It seems like everything has a lucky dip subscription service theses days. I’ve found myself tempted by the introductory deals these companies offer, but I’ve never taken the plunge. You see, most of them have collectables and clothing as part of the bargain, but quite frankly I buy enough figurines and tat without needing to be sent extra stuff for franchises I might not even care about. I doubt I’d even have the space to display them.
There’s two exceptions I can think of, food subscriptions (since you’ll eat the food so won’t end up with an abundance of junk) and vinyl subscriptions. If you’re anything like me, you’ve got a section of your pay packet which you put aside just for buying vinyl. Maybe that means you have to eat beans on toast more than you’d necessarily like to, but it’s worth it. It would make sense then to sign up to a subscription service which would sent you a limited edition of a classic or new album for your collection every month.
Vinyl Me Please, based in America, is one such service. The monthly subscription fee is about about £33 or less if you sign up for a multi-month package. Armed with a discount code, I went for the three month option was £28/month. That gets you one exclusive pressing of record and some extra items to fill the box.
This months album was Demon Days by Gorillaz, not much to say about that release which hasn’t already been said. Personally, it’s one of my favourite albums both musically and personally at the time. Growing up listening to “guitar music”, I never really considered hip-hop or electronica something I was interested in before I heard this album. “Rapping is just talking. Electronic music requires no talent. It’s not real music unless it has a guitar”. These are all things I probably said as an edgy teen.
The record comes as a 33 1/3 RPM double LP in a well finished gatefold sleeve. On the inside of the sleeve, all the artwork which came in the CD insert of the original release is displayed. A bit of a pet peeve of mine, the paper sleeves fit very snugly into the gatefold which means you have to really get a good grip to pull the record out of the case.
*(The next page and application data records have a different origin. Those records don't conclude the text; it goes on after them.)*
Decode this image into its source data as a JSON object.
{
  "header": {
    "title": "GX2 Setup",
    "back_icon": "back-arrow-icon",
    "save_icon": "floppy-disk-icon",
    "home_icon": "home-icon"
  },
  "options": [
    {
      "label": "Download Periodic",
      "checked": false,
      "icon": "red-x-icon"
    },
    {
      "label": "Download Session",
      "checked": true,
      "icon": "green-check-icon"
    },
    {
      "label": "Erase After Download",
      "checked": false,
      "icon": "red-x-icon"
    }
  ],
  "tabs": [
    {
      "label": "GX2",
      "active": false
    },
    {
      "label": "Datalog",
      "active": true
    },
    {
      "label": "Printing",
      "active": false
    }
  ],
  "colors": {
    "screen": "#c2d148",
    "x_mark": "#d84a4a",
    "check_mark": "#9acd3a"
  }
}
Doesn’t really matter in the grand scheme of things, but I don’t like getting greasy fingerprints on my nice stuff.
The discs themselves look really cool, they’re printed on red translucent vinyl and sound fantastic. I’ve seen reports of a skip on All Alone, I didn’t experience that issue myself but if you’re looking to buy this second hand, that might be something to keep in mind. This is a remastered version which can always be a bit of a wild card, but it this case it seems to have been mastered with the utmost care and respect. One quirk I noticed is that the tracks don’t flow one into the next like they do on other releases of Demon Days. Instead, there’s a gap of a second or two between each song. This is particularly noticeable on the last three tracks which I always considered being three parts of the same song.
As well as the record, you get three 12 inch pieces of card. One has a cocktail recipe on it. When I signed up, I thought it would be a bit of fun to make the drink and have it while listening to the album, I’m sure that’s the thinking behind the decision. But the ingredients required aren’t exactly the kind of things you’d have lying around the house and I’m not buying tequila for this. Or any reason really, too many bad memories. I’m sure the cocktail is lovely though…
The second piece of card has some records which are available to buy on their shop printed on it. Cool, I guess. Finally, the last one has a printed piece of art on it. I’ll be honest, I’ve never been a great appreciator of art. I spent more of my youth going to punk shows than contemplating Pollock. I don’t think being mass printed on a piece of matte card has done this particular piece any favours. I wouldn’t say any of the extras increase the value of the package as a whole. If you can afford to make cocktails or really like modern art then your mileage may vary.
Speaking of mileage, I’m currently living in the UK. This company is based out of the US and use DHL and Yodel. Yodel are awful. Google “Yodel courier” and you’ll see what I mean. Suffice it to say that my copy got knocked around in transit. The corner of the cardboard packaging was completely bashed up and the damage transferred through to the sleeve as well. The disc is fine and the damage isn’t much worse than normal shelf wear, but buyer beware.
So does Vinyl Me Please represent good value for money? I guess the answer is a predictable “it depends”. £28 is a good deal for this particular release, but if I look back at their previous offerings I’m not quite as convinced. The price point for me should really be reserved for collectors items. I’m all for being exposed to artists I might have missed out on, but the cost is really too high for that. For my money, I would say one in three of the albums sent out are worth the investment. So the question for me would be is it worth paying £75+ for one vinyl I like and two others I don’t care about but might be worth something? Probably not.